Tasmania’s largest northern city, Launceston, is already known for its historic buildings – but food culture is its latest fame.
- Launceston’s food entrepreneurs decided three years ago to compete for the title of City of Gastronomy
- Businessman Andrew Pitt says the city submitted the submission because of its growing food culture
- Launcestonians hope the recognition will give producers and growers the opportunity to enter new global markets
The United Nations Educational, Scientific and Cultural Organization (UNESCO) has named Launceston a city for gastronomy under their Creative Cities Network.
This means that the region of northern Tasmania – home to hundreds of farmers, dozens of vineyards and a rich history of flour mills – has been recognized globally as one of the world’s best food destinations.
Also named was the Victorian town of Bendigo.
Kim Seagram, who co-founded two Launceston restaurants as well as Harvest Market, and is president of Fermentation Tasmania, said the honor was great support for the city.
“It allows everyone to rise a little bit higher and be a little bit more proud of what we do down here, and it will allow people to really notice it,” she said.
What does it take to be named a city of gastronomy?
Gastronomy is the relationship between food and culture – or as many Launcestonians like to say, it is the relationship between food and people.
Cities must submit a bid to UNESCO to be awarded a creative city title.
The Creative Cities Network was established in 2004 and aims to promote collaboration between approved cities and promote sustainable development.
Cities can be recognized under seven creative categories: crafts and folk art, design, film, gastronomy, literature, digital art and music.
Thirty-six cities globally have been awarded the City of Gastronomy honor.
To be approved as a gastronomic city, cities must meet a number of UNESCO criteria, including:
- Living gastronomy community
- Native ingredients used in traditional cooking
- Traditional food markets and traditional food industry
- Tradition of hosting gastronomic festivals, awards and competitions
- Respect for the environment and the promotion of sustainable local products
Launceston Food Entrepreneurs decided three years ago to fight for the title and formed a steering group, consisting of 24 passionate industrial producers and experts, to submit a formal submission to UNESCO.
Businessman Andrew Pitt, who is on the Launceston Gastronomy board, said the city decided to submit the submission because of its growing food culture.
“For cities our size, there’s really only one or two things you can usually go for, and you really have to lean into what your regional strengths are – for us, of course, it was food,” Mr Pitt said.

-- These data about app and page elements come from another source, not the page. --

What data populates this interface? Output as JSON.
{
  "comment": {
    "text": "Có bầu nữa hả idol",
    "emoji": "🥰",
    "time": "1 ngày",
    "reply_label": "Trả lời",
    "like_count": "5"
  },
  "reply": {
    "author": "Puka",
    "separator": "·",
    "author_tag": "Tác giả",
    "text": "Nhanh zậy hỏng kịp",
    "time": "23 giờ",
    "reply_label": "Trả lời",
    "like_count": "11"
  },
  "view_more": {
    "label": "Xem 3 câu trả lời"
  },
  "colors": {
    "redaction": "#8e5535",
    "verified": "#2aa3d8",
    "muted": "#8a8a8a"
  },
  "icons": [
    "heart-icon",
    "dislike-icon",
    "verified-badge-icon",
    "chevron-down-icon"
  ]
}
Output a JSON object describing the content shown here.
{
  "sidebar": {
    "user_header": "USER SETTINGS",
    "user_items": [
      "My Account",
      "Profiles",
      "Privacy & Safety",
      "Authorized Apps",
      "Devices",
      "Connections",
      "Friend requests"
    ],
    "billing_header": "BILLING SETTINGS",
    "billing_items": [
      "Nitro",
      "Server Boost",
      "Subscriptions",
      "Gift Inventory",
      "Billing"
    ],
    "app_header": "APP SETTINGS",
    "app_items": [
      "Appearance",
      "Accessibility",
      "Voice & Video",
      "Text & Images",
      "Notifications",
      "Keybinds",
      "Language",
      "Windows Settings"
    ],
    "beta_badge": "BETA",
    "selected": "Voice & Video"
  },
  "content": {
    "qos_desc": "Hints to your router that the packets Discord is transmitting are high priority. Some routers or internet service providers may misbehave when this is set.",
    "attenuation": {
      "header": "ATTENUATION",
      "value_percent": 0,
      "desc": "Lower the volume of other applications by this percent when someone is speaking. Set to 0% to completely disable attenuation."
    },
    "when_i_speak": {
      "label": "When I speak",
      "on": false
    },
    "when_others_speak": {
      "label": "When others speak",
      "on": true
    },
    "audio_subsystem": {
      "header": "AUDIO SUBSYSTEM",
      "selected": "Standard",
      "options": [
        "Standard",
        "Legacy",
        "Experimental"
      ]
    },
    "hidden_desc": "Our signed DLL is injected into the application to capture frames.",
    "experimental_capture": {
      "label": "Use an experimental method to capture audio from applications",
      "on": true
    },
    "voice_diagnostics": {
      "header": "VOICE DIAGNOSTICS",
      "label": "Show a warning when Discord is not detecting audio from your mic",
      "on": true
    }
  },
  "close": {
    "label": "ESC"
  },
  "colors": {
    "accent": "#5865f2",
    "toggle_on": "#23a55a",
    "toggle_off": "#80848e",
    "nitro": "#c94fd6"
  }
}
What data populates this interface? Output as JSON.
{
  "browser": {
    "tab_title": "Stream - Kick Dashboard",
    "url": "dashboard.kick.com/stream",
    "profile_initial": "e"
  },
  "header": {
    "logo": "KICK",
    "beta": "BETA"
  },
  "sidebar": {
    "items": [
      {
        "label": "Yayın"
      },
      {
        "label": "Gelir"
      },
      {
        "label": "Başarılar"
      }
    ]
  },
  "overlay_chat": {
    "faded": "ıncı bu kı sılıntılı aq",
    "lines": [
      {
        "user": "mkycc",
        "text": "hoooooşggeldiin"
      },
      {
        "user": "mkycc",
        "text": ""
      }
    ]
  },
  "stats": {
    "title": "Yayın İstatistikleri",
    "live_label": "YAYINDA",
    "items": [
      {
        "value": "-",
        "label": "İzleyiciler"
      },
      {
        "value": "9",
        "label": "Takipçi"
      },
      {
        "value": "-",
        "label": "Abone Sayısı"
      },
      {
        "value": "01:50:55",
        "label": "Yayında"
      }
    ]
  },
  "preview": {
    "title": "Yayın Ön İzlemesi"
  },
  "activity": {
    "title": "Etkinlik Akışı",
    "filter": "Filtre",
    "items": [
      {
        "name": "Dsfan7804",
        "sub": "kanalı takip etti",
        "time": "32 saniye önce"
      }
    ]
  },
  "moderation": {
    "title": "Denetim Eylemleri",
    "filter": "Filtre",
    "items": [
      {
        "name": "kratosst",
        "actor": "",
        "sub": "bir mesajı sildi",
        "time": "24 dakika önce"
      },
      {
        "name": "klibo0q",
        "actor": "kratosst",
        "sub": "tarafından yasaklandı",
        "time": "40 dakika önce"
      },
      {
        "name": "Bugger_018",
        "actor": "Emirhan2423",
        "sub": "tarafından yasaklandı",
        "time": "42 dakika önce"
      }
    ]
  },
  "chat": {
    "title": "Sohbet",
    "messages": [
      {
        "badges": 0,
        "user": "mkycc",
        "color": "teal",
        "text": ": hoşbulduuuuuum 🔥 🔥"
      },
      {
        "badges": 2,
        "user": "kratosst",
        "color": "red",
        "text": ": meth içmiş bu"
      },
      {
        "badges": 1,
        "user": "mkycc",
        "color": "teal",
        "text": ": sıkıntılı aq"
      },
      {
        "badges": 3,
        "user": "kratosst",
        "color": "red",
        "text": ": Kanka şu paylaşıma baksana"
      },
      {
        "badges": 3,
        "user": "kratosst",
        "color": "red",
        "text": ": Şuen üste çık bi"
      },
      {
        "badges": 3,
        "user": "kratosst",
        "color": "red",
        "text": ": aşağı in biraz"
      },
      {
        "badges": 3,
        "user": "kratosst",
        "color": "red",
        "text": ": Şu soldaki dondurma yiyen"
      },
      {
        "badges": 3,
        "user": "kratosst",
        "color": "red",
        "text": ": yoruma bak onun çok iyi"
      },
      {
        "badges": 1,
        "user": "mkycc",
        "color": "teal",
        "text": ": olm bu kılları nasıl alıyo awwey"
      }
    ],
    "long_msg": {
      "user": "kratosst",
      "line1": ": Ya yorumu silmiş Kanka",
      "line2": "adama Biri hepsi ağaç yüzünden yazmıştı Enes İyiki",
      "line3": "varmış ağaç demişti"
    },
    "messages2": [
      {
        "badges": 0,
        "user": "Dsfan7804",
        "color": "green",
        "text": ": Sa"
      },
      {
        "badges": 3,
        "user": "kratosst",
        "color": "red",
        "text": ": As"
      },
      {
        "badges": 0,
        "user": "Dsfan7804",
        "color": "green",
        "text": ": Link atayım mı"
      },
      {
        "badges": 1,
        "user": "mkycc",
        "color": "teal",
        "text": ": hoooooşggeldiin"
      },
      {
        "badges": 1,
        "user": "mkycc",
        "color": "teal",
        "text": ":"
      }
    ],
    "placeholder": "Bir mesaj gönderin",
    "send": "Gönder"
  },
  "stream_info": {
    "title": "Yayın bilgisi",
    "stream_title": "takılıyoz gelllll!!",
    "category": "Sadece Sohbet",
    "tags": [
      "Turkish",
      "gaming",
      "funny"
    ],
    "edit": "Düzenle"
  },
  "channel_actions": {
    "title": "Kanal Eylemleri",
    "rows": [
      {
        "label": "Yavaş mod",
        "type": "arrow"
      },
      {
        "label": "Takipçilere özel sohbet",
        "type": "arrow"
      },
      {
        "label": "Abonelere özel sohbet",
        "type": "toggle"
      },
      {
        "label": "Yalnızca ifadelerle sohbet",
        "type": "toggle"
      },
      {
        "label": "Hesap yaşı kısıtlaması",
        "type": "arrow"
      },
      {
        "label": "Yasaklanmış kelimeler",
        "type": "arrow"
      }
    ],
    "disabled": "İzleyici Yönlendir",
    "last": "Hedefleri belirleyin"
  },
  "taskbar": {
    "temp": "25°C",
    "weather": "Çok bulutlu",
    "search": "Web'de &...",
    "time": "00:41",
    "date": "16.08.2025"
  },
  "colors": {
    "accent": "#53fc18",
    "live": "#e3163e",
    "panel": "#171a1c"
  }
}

Does Launceston have a culinary dish?
So no. But the city has a fold-to-plate culture.
Sir. Pitt said the honor was about embracing Launceston’s entire “food system” and “supply chain” – from the fold to the manufacturing process to retail.
“The big aspect of it is to seek to collaborate with other cities around the world that are also thinking of creative and collaborative ways to address these issues, such as food insecurity or poor access to food, low nutrition and also environmental sustainability issues.”
Launceston is also home to northern Tasmania’s largest food and wine festival, which before the COVID-19 pandemic attracted up to 30,000 people each year.
Every Saturday, the town also hosts a traditional farmers market called Harvest.
There are also plans to develop a native food garden in the city at the University of Tasmania’s new Inveresk site.
What will the honor do for Launceston?
Ms Seagram said the recognition, in addition to being about branding and attracting more foodies to the city, will give producers and growers the opportunity to enter new global markets.
“We now want a network across 36 different gastronomic cities around the world with which we can shop, solve problems and collaborate,” she said.
Lauren Byrne and Michael Layfield grow vegetables on their farm 30 miles outside of Launceston.
Most weekends, they sell their products at Launceston Harvest Market.
Ms Byrne said she was not surprised that Launceston had been awarded the City of Gastronomy title.
“My husband and I originally moved up to the northern part of the state because the climate really appealed to us as breeders,” Ms. Byrne said.
“We have the really cold winters, which produce the most beautiful, sweet brassicas like cabbage, broccoli and kale.
“Then we have really nice, usually consistently hot summers where you can produce things like melon.”
Mrs Byrne hoped the title would attract more people to the idea that “food connects us all”.
“Food is something we all have in common and we are so lucky in Tassie to have such amazing products and producers who are really passionate about everything from the seed to the plate.”